Friday, February 08, 2008


Finance officials from the Group of Seven industrial nations are at odds over the best remedy for a world economy rocked by the fallout from the U.S. credit crisis.

U.S. Treasury Undersecretary David McCormick this week urged the G-7 to ``take prudent steps'' to shore up growth, and U.K. Chancellor of the Exchequer Alistair Darling vowed to do so. The response from other members has been muted. Canada's Jim Flaherty ruled out ``large'' tax cuts, Germany's Thomas Mirow said the U.S. must do more and Japan's Hiroki Tsuda said he's ``cautious'' about using fiscal policy.

Finance ministers and central bankers from the G-7 meet in Tokyo tomorrow as evidence mounts that the U.S. is heading toward a recession and other major economies are slowing. Failure to agree on a joint response may further undermine global growth this year, which is forecast by the International Monetary Fund to be the weakest since 2003.

``There may well be a view that this is a U.S. problem for the U.S. to sort out,'' said Julian Jessop, chief international economist at Capital Economics Ltd. in London. ``Tensions might be bigger this time.''

The G-7 will release a statement around 6 p.m. in Tokyo tomorrow. The group, which consists of the U.S., the U.K., Japan, Canada, France, Germany and Italy, is also likely to discuss the U.S. and Chinese currencies and ways to improve financial regulation.

Forecasts Lowered

The meeting comes a week after the Washington-based IMF cut its forecast for global economic growth this year to 4.1 percent from the 4.4 percent it predicted in October. The IMF lowered its forecast for the U.S. to 1.5 percent from 1.9 percent.

U.S. officials are responding by lowering borrowing costs and giving consumers and businesses more money to spend. Treasury Secretary Henry Paulson has negotiated a package, including tax rebates, worth $151 billion with Congress, and the Federal Reserve last month cut its key interest rate twice in nine days to 3 percent, the fastest easing of monetary policy since 1990.

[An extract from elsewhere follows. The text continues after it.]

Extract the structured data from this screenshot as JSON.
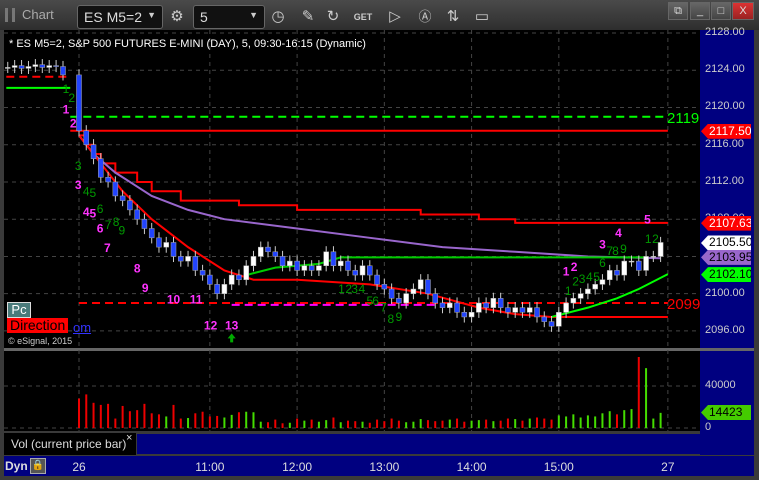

Darling said in Tokyo today that ``our fiscal policy has to support the economy,'' reiterating comments made earlier this week that suggested he won't raise taxes in next month's budget.

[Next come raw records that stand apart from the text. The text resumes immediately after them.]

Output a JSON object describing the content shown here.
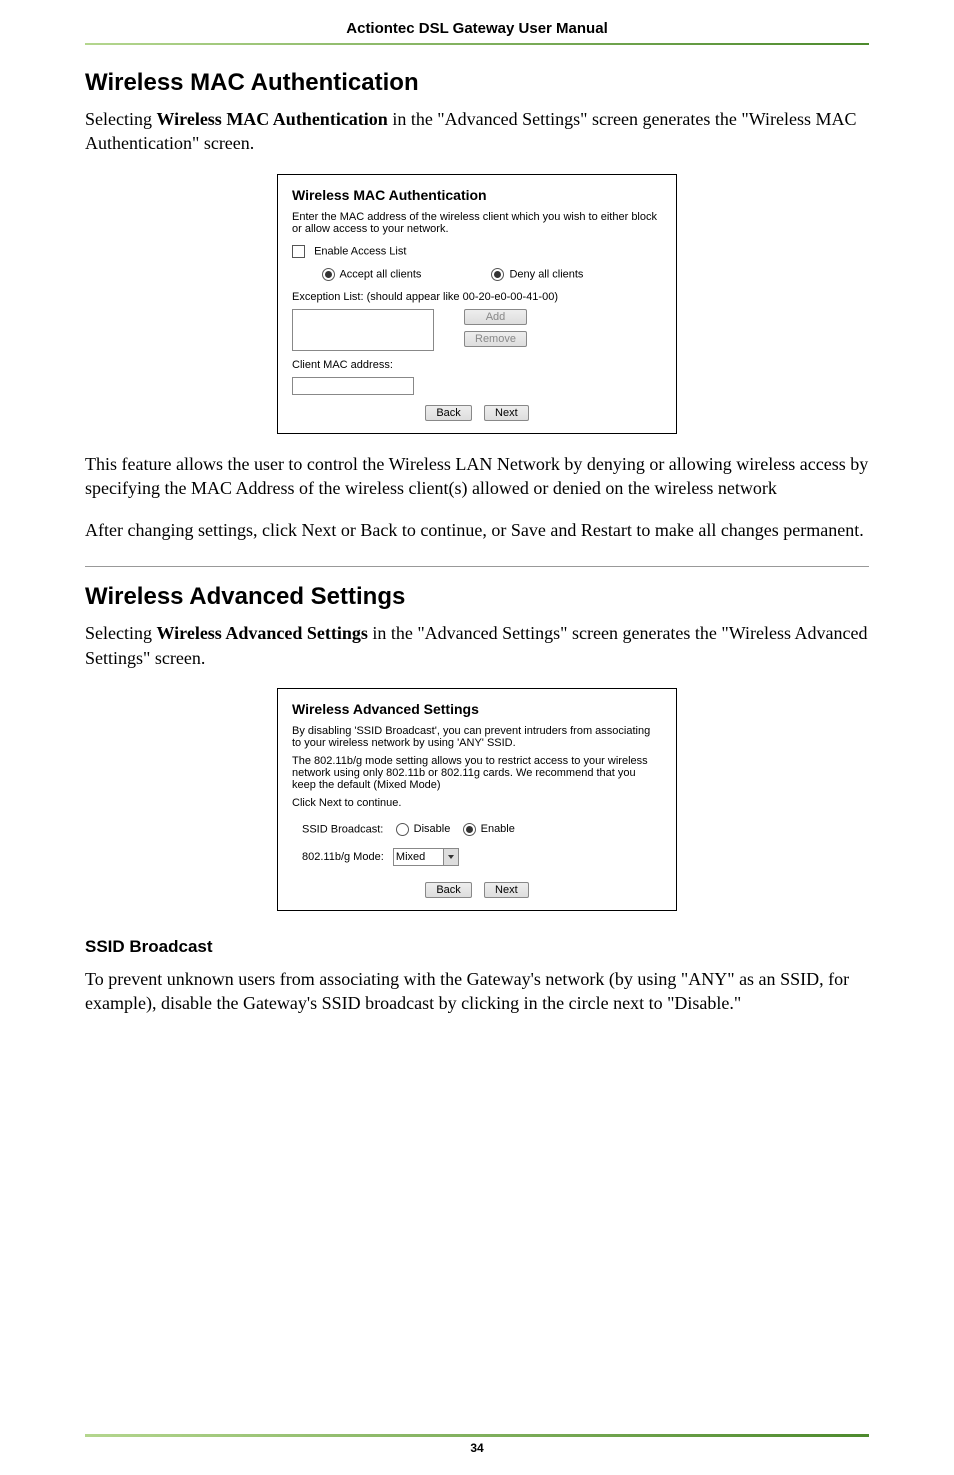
{
  "runner": "Actiontec DSL Gateway User Manual",
  "section1": {
    "title": "Wireless MAC Authentication",
    "p1_a": "Selecting ",
    "p1_b": "Wireless MAC Authentication",
    "p1_c": " in the \"Advanced Settings\" screen generates the \"Wireless ",
    "p1_smallcaps": "MAC",
    "p1_d": " Authentication\" screen.",
    "fig": {
      "title": "Wireless MAC Authentication",
      "intro": "Enter the MAC address of the wireless client which you wish to either block or allow access to your network.",
      "enable": "Enable Access List",
      "accept": "Accept all clients",
      "deny": "Deny all clients",
      "exception": "Exception List: (should appear like 00-20-e0-00-41-00)",
      "add": "Add",
      "remove": "Remove",
      "client_mac": "Client MAC address:",
      "back": "Back",
      "next": "Next"
    },
    "p2_a": "This feature allows the user to control the Wireless ",
    "p2_sc1": "LAN",
    "p2_b": " Network by denying or allowing wireless access by specifying the ",
    "p2_sc2": "MAC",
    "p2_c": " Address of the wireless client(s) allowed or denied on the wireless network",
    "p3": "After changing settings, click Next or Back to continue, or Save and Restart to make all changes permanent."
  },
  "section2": {
    "title": "Wireless Advanced Settings",
    "p1_a": "Selecting ",
    "p1_b": "Wireless Advanced Settings",
    "p1_c": " in the \"Advanced Settings\" screen generates the \"Wireless Advanced Settings\" screen.",
    "fig": {
      "title": "Wireless Advanced Settings",
      "intro1": "By disabling 'SSID Broadcast', you can prevent intruders from associating to your wireless network by using 'ANY' SSID.",
      "intro2": "The 802.11b/g mode setting allows you to restrict access to your wireless network using only 802.11b or 802.11g cards. We recommend that you keep the default (Mixed Mode)",
      "click_next": "Click Next to continue.",
      "ssid_label": "SSID Broadcast:",
      "disable": "Disable",
      "enable": "Enable",
      "mode_label": "802.11b/g Mode:",
      "mode_value": "Mixed",
      "back": "Back",
      "next": "Next"
    }
  },
  "section3": {
    "title": "SSID Broadcast",
    "p1_a": "To prevent unknown users from associating with the Gateway's network (by using \"",
    "p1_sc1": "ANY",
    "p1_b": "\" as an ",
    "p1_sc2": "SSID",
    "p1_c": ", for example), disable the Gateway's ",
    "p1_sc3": "SSID",
    "p1_d": " broadcast by clicking in the circle next to \"Disable.\""
  },
  "page_number": "34"
}
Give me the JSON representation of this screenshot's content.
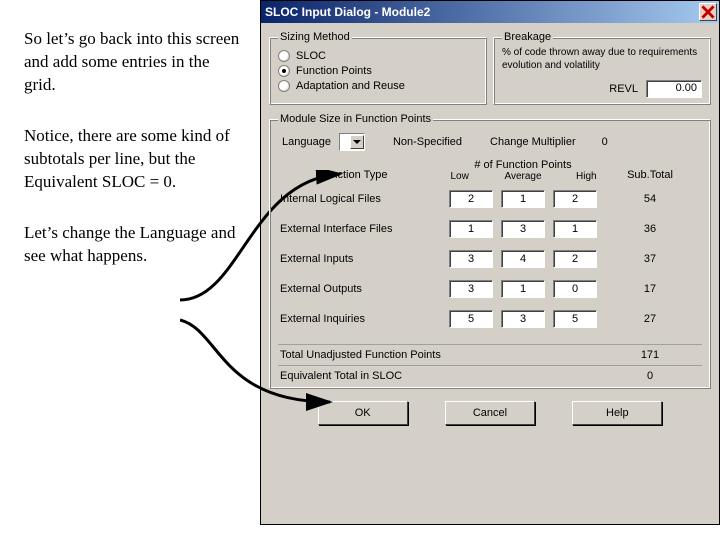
{
  "annotations": {
    "p1": "So let’s go back into this screen and add some entries in the grid.",
    "p2": "Notice, there are some kind of subtotals per line, but the Equivalent SLOC = 0.",
    "p3": "Let’s change the Language and see what happens."
  },
  "window": {
    "title": "SLOC Input Dialog - Module2"
  },
  "sizing_method": {
    "legend": "Sizing Method",
    "options": [
      "SLOC",
      "Function Points",
      "Adaptation and Reuse"
    ],
    "selected": 1
  },
  "breakage": {
    "legend": "Breakage",
    "desc": "% of code thrown away due to requirements evolution and volatility",
    "revl_label": "REVL",
    "revl_value": "0.00"
  },
  "module_size": {
    "legend": "Module Size in Function Points",
    "language_label": "Language",
    "language_value": "Non-Specified",
    "change_mult_label": "Change Multiplier",
    "change_mult_value": "0",
    "head_type": "Function Type",
    "head_nums": "# of Function Points",
    "head_cols": [
      "Low",
      "Average",
      "High"
    ],
    "head_sub": "Sub.Total",
    "rows": [
      {
        "label": "Internal Logical Files",
        "low": "2",
        "avg": "1",
        "high": "2",
        "sub": "54"
      },
      {
        "label": "External Interface Files",
        "low": "1",
        "avg": "3",
        "high": "1",
        "sub": "36"
      },
      {
        "label": "External Inputs",
        "low": "3",
        "avg": "4",
        "high": "2",
        "sub": "37"
      },
      {
        "label": "External Outputs",
        "low": "3",
        "avg": "1",
        "high": "0",
        "sub": "17"
      },
      {
        "label": "External Inquiries",
        "low": "5",
        "avg": "3",
        "high": "5",
        "sub": "27"
      }
    ],
    "total_label": "Total Unadjusted Function Points",
    "total_value": "171",
    "equiv_label": "Equivalent Total in SLOC",
    "equiv_value": "0"
  },
  "buttons": {
    "ok": "OK",
    "cancel": "Cancel",
    "help": "Help"
  }
}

Governments elsewhere have been more guarded.

``Japan needs to be very cautious about taking fiscal-policy steps to boost the economy,'' Vice Finance Minister Tsuda said yesterday. The IMF forecasts Japan's economy will grow 1.5 percent this year, down from 1.9 percent in 2007.

`Their Responsibility'

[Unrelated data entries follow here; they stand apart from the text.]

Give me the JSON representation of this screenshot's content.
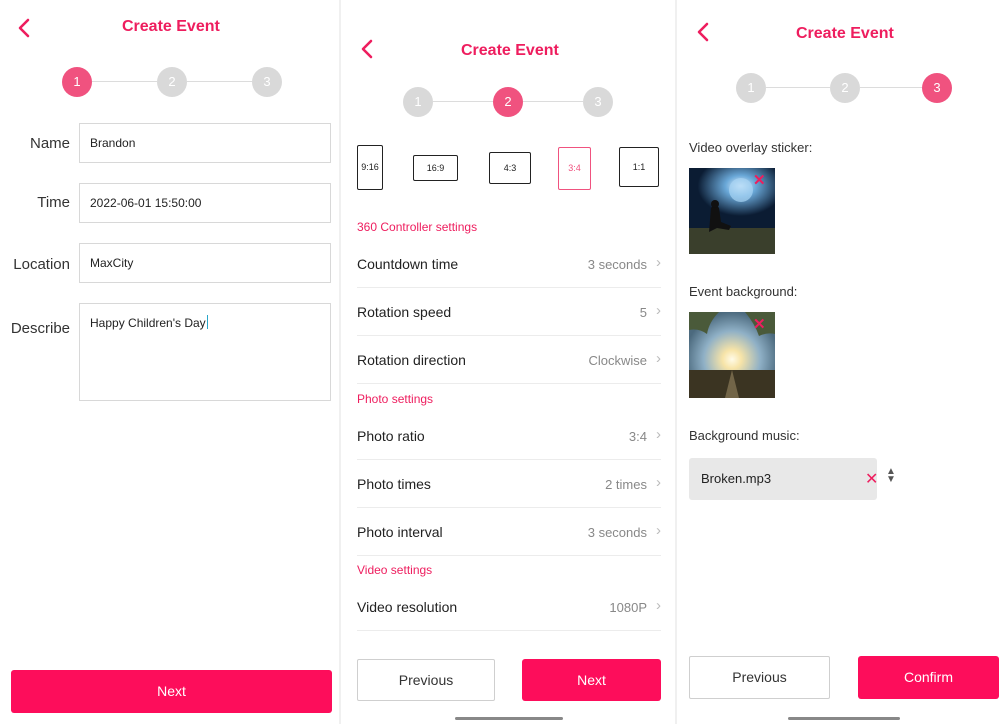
{
  "colors": {
    "accent": "#fd0d5b",
    "accent_text": "#ee1d5e",
    "step_active": "#f0527f",
    "step_inactive": "#d9d9d9"
  },
  "panel1": {
    "title": "Create Event",
    "steps": [
      "1",
      "2",
      "3"
    ],
    "active_step": 1,
    "form": {
      "name_label": "Name",
      "name_value": "Brandon",
      "time_label": "Time",
      "time_value": "2022-06-01 15:50:00",
      "location_label": "Location",
      "location_value": "MaxCity",
      "describe_label": "Describe",
      "describe_value": "Happy Children's Day"
    },
    "next_label": "Next"
  },
  "panel2": {
    "title": "Create Event",
    "steps": [
      "1",
      "2",
      "3"
    ],
    "active_step": 2,
    "ratios": [
      "9:16",
      "16:9",
      "4:3",
      "3:4",
      "1:1"
    ],
    "selected_ratio": "3:4",
    "sections": {
      "controller": "360 Controller settings",
      "photo": "Photo settings",
      "video": "Video settings"
    },
    "rows": {
      "countdown": {
        "label": "Countdown time",
        "value": "3 seconds"
      },
      "rotation_speed": {
        "label": "Rotation speed",
        "value": "5"
      },
      "rotation_direction": {
        "label": "Rotation direction",
        "value": "Clockwise"
      },
      "photo_ratio": {
        "label": "Photo ratio",
        "value": "3:4"
      },
      "photo_times": {
        "label": "Photo times",
        "value": "2 times"
      },
      "photo_interval": {
        "label": "Photo interval",
        "value": "3 seconds"
      },
      "video_resolution": {
        "label": "Video resolution",
        "value": "1080P"
      }
    },
    "previous_label": "Previous",
    "next_label": "Next"
  },
  "panel3": {
    "title": "Create Event",
    "steps": [
      "1",
      "2",
      "3"
    ],
    "active_step": 3,
    "video_overlay_label": "Video overlay sticker:",
    "event_background_label": "Event background:",
    "background_music_label": "Background music:",
    "music_file": "Broken.mp3",
    "previous_label": "Previous",
    "confirm_label": "Confirm"
  },
  "icons": {
    "back": "chevron-left-icon",
    "chevron": "›",
    "remove": "✕",
    "sort": "sort-icon"
  }
}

German Deputy Finance Minister Mirow said this week that the global slowdown has its origins in the U.S. ``and it's their responsibility.'' Canadian Finance Minister Flaherty said further tax cuts aren't likely after October's C$60 billion ($59 billion) five-year reduction.

``The aggressive pro-growth stance of the U.S. offers stark contrast'' to other G-7 nations, said Marc Chandler, global head of currency strategy at Brown Brothers Harriman in New York.

Central banks are offering some help.

The Bank of England yesterday reduced its benchmark rate for the second time since December, and European Central Bank President Jean-Claude Trichet reversed course and signaled he's open to cutting rates for the first time in five years.

``Uncertainty about the prospects for economic growth is unusually high,'' Trichet said in Frankfurt yesterday.


Some European officials may counter U.S. requests for help on fiscal policy with a push for tighter rules on risk management. German Finance Minister Peer Steinbrueck will argue that banks should put more money aside for the loans they make, while the leaders of Europe's largest economies said Jan. 29 they were ready to increase regulations on banks and ratings agencies if they didn't provide better information.

Italian central bank governor Mario Draghi will present the preliminary findings of the Financial Stability Forum, the Basel, Switzerland-based group of regulators that was last year asked by the G-7 to examine the causes of the credit-market rout.

The weakness of the dollar, which has dropped 10 percent against the euro and 11 percent against the yen in the past year, is another likely topic.

Dollar Slide

The dollar's decline threatens to fan inflation in the U.S. as the cost of imports rises, erode the value of reserves held by Japan and other Asian nations, and make it harder for European exporters to sell their goods.

``It's the first time I've seen this constellation in a long time, and the preferences of the participants may come together,'' said Stephen Jen, Morgan Stanley's chief currency strategist, who is based in London.

This G-7 meeting may mark a shift from October, when the group's statement on currencies said China should allow its currency to appreciate faster, while omitting any mention of the dollar. Since then, the yuan has strengthened 4.5 percent against the U.S. currency.

``The G-7 can't just call on China to accelerate the pace of appreciation because they have done it already,'' said Jim O'Neill, chief economist at Goldman Sachs Group Inc. in London. ``The question is whether they welcome it or say it's not enough.''

Labels: , ,


Post a Comment

<< Home